EXERCISE AIM
Please set down each entry exactly, omitting any picture it holds.
[Opening ENTRIES SHOWN section]
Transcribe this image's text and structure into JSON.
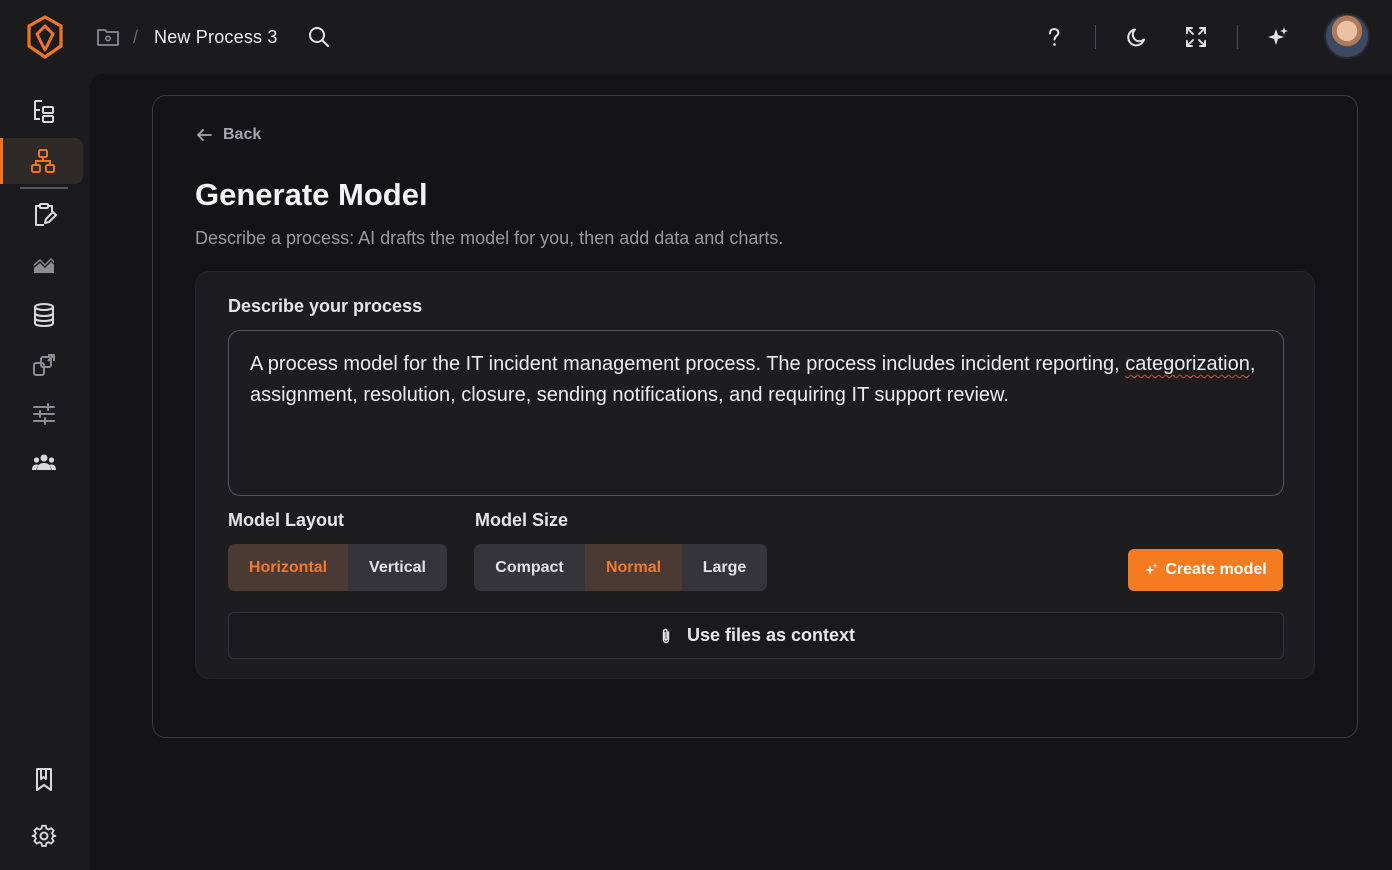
{
  "header": {
    "breadcrumb_separator": "/",
    "process_title": "New Process 3",
    "icons": [
      "logo-icon",
      "folder-icon",
      "search-icon",
      "help-icon",
      "moon-icon",
      "fullscreen-icon",
      "sparkle-icon",
      "avatar"
    ]
  },
  "sidebar": {
    "items": [
      {
        "icon": "tree-icon",
        "active": false
      },
      {
        "icon": "process-model-icon",
        "active": true
      },
      {
        "icon": "clipboard-edit-icon",
        "active": false
      },
      {
        "icon": "chart-area-icon",
        "active": false
      },
      {
        "icon": "database-icon",
        "active": false
      },
      {
        "icon": "export-icon",
        "active": false
      },
      {
        "icon": "sliders-icon",
        "active": false
      },
      {
        "icon": "users-icon",
        "active": false
      },
      {
        "icon": "bookmark-icon",
        "active": false
      },
      {
        "icon": "gear-icon",
        "active": false
      }
    ]
  },
  "main": {
    "back_label": "Back",
    "title": "Generate Model",
    "subtitle": "Describe a process: AI drafts the model for you, then add data and charts.",
    "describe_label": "Describe your process",
    "description_before": "A process model for the IT incident management process. The process includes incident reporting, ",
    "description_misspelled": "categorization",
    "description_after": ", assignment, resolution, closure, sending notifications, and requiring IT support review.",
    "layout": {
      "label": "Model Layout",
      "options": [
        "Horizontal",
        "Vertical"
      ],
      "selected": "Horizontal"
    },
    "size": {
      "label": "Model Size",
      "options": [
        "Compact",
        "Normal",
        "Large"
      ],
      "selected": "Normal"
    },
    "create_button": "Create model",
    "files_button": "Use files as context"
  },
  "colors": {
    "accent": "#f47b20",
    "background": "#141416",
    "panel": "#1d1d20"
  }
}
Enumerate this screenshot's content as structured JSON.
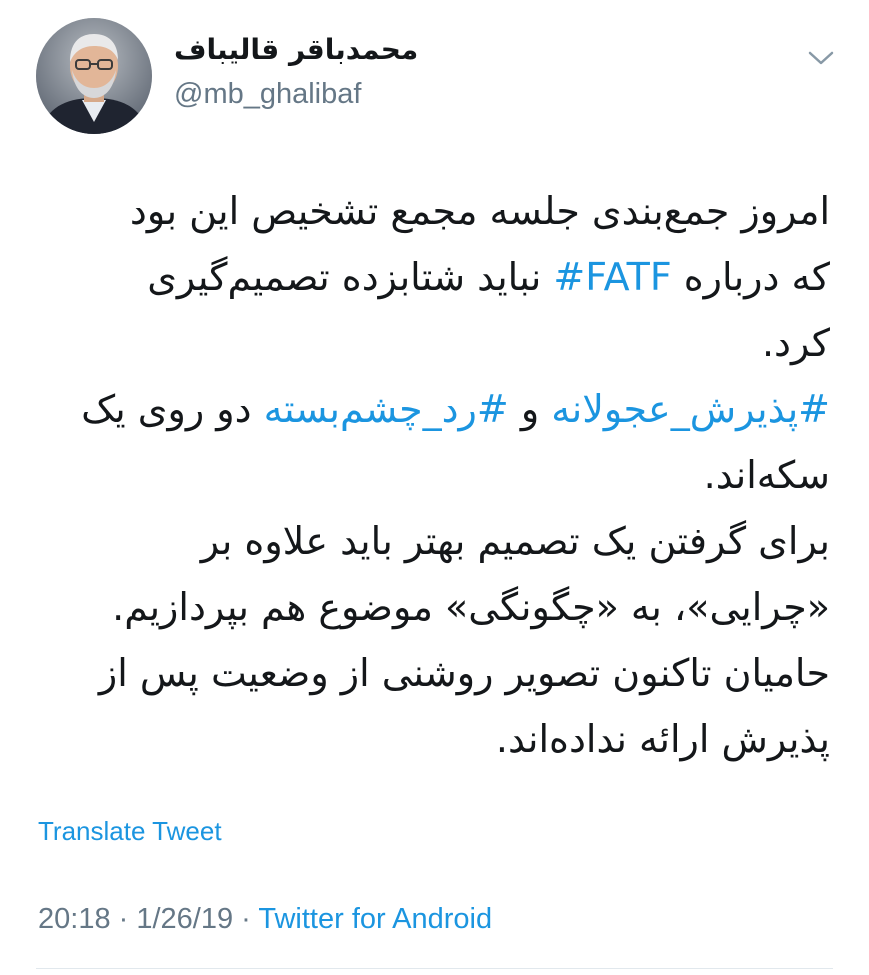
{
  "user": {
    "display_name": "محمدباقر قالیباف",
    "handle": "@mb_ghalibaf",
    "avatar_icon": "profile-photo"
  },
  "menu": {
    "icon": "chevron-down-icon"
  },
  "tweet": {
    "lines": [
      [
        "امروز جمع‌بندی جلسه مجمع تشخیص این بود"
      ],
      [
        "که درباره ",
        "#FATF",
        " نباید شتابزده تصمیم‌گیری"
      ],
      [
        "کرد."
      ],
      [
        "#پذیرش_عجولانه",
        " و ",
        "#رد_چشم‌بسته",
        " دو روی یک"
      ],
      [
        "سکه‌اند."
      ],
      [
        "برای گرفتن یک تصمیم بهتر باید علاوه بر"
      ],
      [
        "«چرایی»، به «چگونگی» موضوع هم بپردازیم."
      ],
      [
        "حامیان تاکنون تصویر روشنی از وضعیت پس از"
      ],
      [
        "پذیرش ارائه نداده‌اند."
      ]
    ],
    "hashtags": [
      "#FATF",
      "#پذیرش_عجولانه",
      "#رد_چشم‌بسته"
    ]
  },
  "translate_label": "Translate Tweet",
  "meta": {
    "time": "20:18",
    "separator1": " · ",
    "date": "1/26/19",
    "separator2": " · ",
    "source": "Twitter for Android"
  },
  "colors": {
    "link": "#1b95e0",
    "secondary": "#657786",
    "text": "#14171a"
  }
}
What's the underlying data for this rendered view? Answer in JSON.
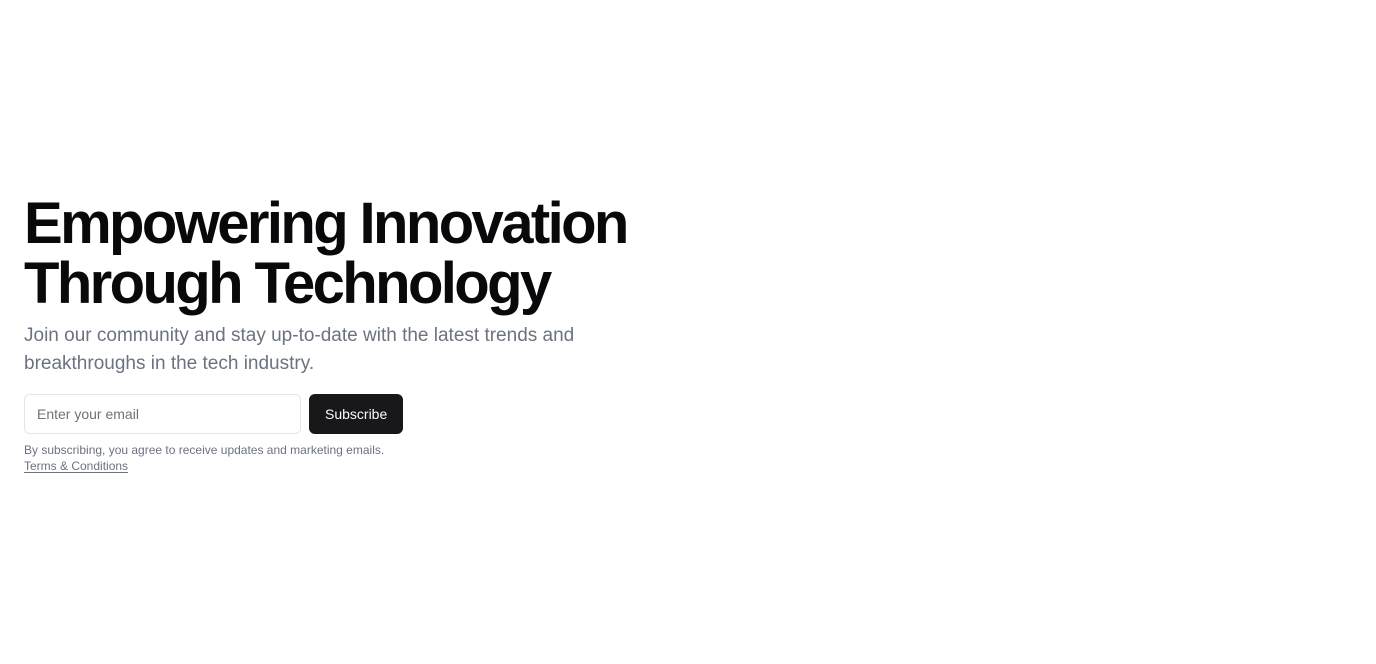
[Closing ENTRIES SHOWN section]
OUTPUT OF THE EXERCISE
Transcribe this image's text and structure into JSON.
{
  "header": {
    "breadcrumb_separator": "/",
    "process_title": "New Process 3",
    "icons": [
      "logo-icon",
      "folder-icon",
      "search-icon",
      "help-icon",
      "moon-icon",
      "fullscreen-icon",
      "sparkle-icon",
      "avatar"
    ]
  },
  "sidebar": {
    "items": [
      {
        "icon": "tree-icon",
        "active": false
      },
      {
        "icon": "process-model-icon",
        "active": true
      },
      {
        "icon": "clipboard-edit-icon",
        "active": false
      },
      {
        "icon": "chart-area-icon",
        "active": false
      },
      {
        "icon": "database-icon",
        "active": false
      },
      {
        "icon": "export-icon",
        "active": false
      },
      {
        "icon": "sliders-icon",
        "active": false
      },
      {
        "icon": "users-icon",
        "active": false
      },
      {
        "icon": "bookmark-icon",
        "active": false
      },
      {
        "icon": "gear-icon",
        "active": false
      }
    ]
  },
  "main": {
    "back_label": "Back",
    "title": "Generate Model",
    "subtitle": "Describe a process: AI drafts the model for you, then add data and charts.",
    "describe_label": "Describe your process",
    "description_before": "A process model for the IT incident management process. The process includes incident reporting, ",
    "description_misspelled": "categorization",
    "description_after": ", assignment, resolution, closure, sending notifications, and requiring IT support review.",
    "layout": {
      "label": "Model Layout",
      "options": [
        "Horizontal",
        "Vertical"
      ],
      "selected": "Horizontal"
    },
    "size": {
      "label": "Model Size",
      "options": [
        "Compact",
        "Normal",
        "Large"
      ],
      "selected": "Normal"
    },
    "create_button": "Create model",
    "files_button": "Use files as context"
  },
  "colors": {
    "accent": "#f47b20",
    "background": "#141416",
    "panel": "#1d1d20"
  }
}
Enumerate this screenshot's content as structured JSON.
{
  "user": {
    "display_name": "محمدباقر قالیباف",
    "handle": "@mb_ghalibaf",
    "avatar_icon": "profile-photo"
  },
  "menu": {
    "icon": "chevron-down-icon"
  },
  "tweet": {
    "lines": [
      [
        "امروز جمع‌بندی جلسه مجمع تشخیص این بود"
      ],
      [
        "که درباره ",
        "#FATF",
        " نباید شتابزده تصمیم‌گیری"
      ],
      [
        "کرد."
      ],
      [
        "#پذیرش_عجولانه",
        " و ",
        "#رد_چشم‌بسته",
        " دو روی یک"
      ],
      [
        "سکه‌اند."
      ],
      [
        "برای گرفتن یک تصمیم بهتر باید علاوه بر"
      ],
      [
        "«چرایی»، به «چگونگی» موضوع هم بپردازیم."
      ],
      [
        "حامیان تاکنون تصویر روشنی از وضعیت پس از"
      ],
      [
        "پذیرش ارائه نداده‌اند."
      ]
    ],
    "hashtags": [
      "#FATF",
      "#پذیرش_عجولانه",
      "#رد_چشم‌بسته"
    ]
  },
  "translate_label": "Translate Tweet",
  "meta": {
    "time": "20:18",
    "separator1": " · ",
    "date": "1/26/19",
    "separator2": " · ",
    "source": "Twitter for Android"
  },
  "colors": {
    "link": "#1b95e0",
    "secondary": "#657786",
    "text": "#14171a"
  }
}
What's the underlying data for this rendered view? Answer in JSON.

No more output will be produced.